A new ruling from the Ninth Circuit in Cooper v. FAA addresses the meaning of “actual damages” in the Privacy Act. The case arose when federal agencies shared information without consent in “Operation Safe Pilot:”
The Privacy Act of 1974, 5 U.S.C. § 552a et seq. (the Act), prohibits federal agencies from disclosing “any record which is contained in a system of records by any means of communication to any person, or to another agency” without the consent of “the individual to whom the record pertains,” unless the disclosure falls within one or more enumerated exceptions to the Act. Id. § 552a(b). The Act also creates a private cause of action against an agency for its wilful or intentional violation of the Act that has “an adverse effect on an individual,” and allows for the recovery of “actual damages” sustained as a result of such a violation. Id. § § 552a(g)(1)(D), (g)(4)(A).
Plaintiff Stanmore Cawthon Cooper claims to have sustained actual damages as the result of an interagency
exchange of information performed as part of a joint criminal investigation by Defendants Federal Aviation Administration (FAA), Social Security Administration (SSA), and Department of Transportation (DOT) (collectively, the Government). Cooper seeks actual damages for nonpecuniary injuries, such as humiliation, mental anguish, and emotional distress, as a result of the unauthorized interagency disclosure of his medical
information; he does not claim any pecuniary or out-of-pocket losses.
Because Cooper seeks damages only for nonpecuniary injuries, the district court granted summary judgment to the Government, after holding that the Act allows recovery only for pecuniary damages.

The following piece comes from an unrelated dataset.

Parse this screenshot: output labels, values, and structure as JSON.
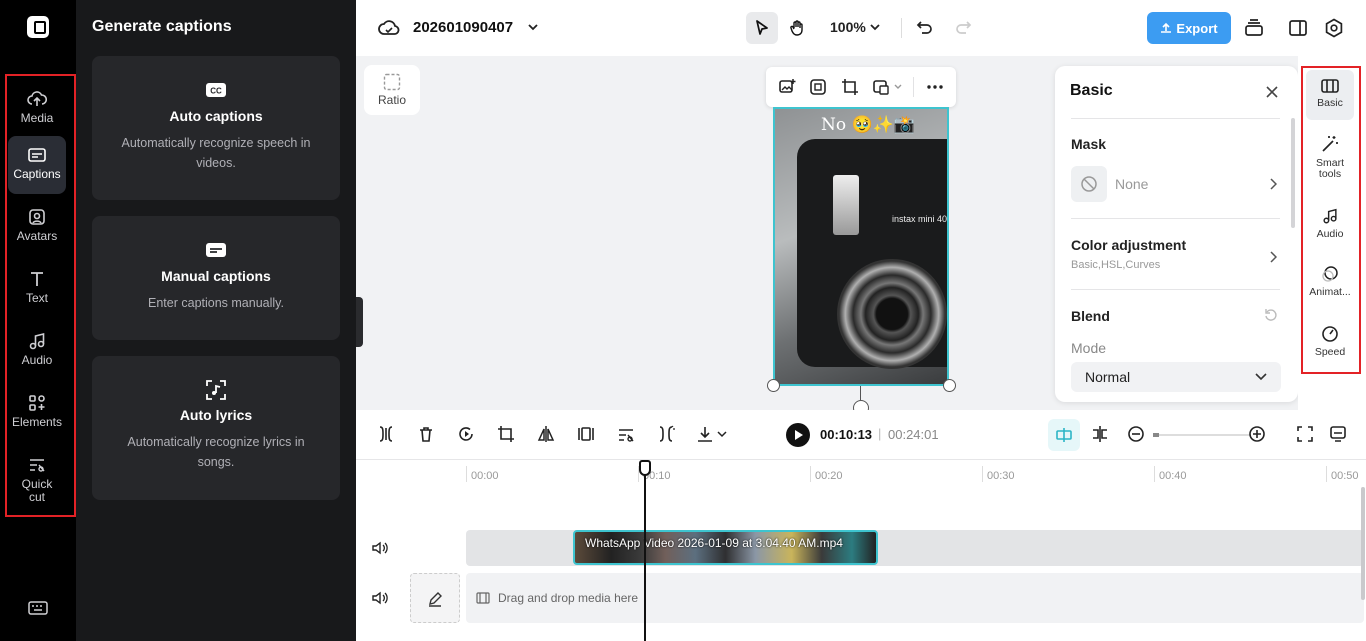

We hold that actual damages under the Act encompasses both pecuniary and nonpecuniary damages. We reverse and remand to the district court.
Read the court opinion here.